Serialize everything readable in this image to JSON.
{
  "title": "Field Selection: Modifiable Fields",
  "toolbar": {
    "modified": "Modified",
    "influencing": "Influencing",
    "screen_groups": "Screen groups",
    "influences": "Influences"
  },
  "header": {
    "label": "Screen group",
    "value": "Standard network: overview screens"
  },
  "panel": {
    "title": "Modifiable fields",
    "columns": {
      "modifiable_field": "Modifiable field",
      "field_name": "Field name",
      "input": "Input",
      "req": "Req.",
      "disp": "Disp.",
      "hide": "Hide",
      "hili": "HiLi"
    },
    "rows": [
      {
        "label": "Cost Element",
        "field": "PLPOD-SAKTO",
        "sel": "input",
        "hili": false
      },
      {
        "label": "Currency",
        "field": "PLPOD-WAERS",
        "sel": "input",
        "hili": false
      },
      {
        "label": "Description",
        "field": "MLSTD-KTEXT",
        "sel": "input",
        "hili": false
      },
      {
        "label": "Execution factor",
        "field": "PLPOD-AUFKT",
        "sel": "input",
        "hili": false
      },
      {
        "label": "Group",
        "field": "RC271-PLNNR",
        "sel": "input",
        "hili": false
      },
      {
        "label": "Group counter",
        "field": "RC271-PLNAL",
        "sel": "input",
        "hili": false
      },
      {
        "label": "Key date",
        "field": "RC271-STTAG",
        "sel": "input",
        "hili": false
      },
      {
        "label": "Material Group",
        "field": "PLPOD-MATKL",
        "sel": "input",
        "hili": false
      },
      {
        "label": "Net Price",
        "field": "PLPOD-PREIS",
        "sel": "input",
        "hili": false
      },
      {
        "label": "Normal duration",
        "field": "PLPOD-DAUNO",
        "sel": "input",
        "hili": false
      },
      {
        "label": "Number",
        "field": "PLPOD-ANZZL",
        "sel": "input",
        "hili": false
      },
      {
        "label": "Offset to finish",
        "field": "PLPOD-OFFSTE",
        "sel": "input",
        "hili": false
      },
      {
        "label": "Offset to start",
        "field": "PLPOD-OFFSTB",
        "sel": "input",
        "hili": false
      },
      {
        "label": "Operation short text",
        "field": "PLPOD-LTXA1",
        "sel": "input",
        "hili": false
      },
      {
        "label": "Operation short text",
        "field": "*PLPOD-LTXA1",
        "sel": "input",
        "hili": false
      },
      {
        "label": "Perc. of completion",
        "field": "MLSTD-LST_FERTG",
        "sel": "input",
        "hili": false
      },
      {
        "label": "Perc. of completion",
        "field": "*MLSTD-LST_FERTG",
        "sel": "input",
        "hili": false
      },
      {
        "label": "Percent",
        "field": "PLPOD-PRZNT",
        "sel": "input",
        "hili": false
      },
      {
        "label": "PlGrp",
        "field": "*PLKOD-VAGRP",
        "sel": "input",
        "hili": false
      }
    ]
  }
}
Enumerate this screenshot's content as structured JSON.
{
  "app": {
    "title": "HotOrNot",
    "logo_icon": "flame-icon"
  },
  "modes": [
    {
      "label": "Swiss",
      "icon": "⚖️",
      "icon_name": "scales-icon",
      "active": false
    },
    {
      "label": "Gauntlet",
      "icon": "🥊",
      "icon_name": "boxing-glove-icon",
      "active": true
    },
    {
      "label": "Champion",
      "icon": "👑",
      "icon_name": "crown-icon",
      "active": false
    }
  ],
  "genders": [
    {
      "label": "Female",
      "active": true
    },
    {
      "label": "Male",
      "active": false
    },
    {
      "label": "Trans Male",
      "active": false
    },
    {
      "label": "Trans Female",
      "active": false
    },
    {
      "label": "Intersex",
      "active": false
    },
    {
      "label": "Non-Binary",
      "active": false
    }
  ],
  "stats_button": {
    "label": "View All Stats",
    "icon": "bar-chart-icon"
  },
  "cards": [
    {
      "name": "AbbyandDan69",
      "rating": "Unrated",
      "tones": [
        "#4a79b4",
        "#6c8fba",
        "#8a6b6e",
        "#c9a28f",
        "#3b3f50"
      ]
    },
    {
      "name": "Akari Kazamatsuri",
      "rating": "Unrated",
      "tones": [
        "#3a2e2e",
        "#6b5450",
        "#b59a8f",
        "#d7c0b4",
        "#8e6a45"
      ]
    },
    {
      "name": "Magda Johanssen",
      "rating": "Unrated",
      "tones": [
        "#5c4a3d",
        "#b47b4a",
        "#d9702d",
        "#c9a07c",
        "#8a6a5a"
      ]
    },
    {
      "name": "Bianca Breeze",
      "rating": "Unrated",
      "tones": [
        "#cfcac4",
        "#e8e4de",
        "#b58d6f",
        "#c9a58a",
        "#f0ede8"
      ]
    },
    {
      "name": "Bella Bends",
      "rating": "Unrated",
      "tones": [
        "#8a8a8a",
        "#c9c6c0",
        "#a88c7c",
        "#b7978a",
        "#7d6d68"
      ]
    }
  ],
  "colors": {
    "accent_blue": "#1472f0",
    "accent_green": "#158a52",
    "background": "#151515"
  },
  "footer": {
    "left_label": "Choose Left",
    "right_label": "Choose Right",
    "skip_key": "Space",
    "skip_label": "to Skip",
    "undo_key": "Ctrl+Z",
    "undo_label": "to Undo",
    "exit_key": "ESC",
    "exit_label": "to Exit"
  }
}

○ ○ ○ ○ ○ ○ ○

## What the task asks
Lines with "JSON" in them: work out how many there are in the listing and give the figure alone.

## Expected answer
2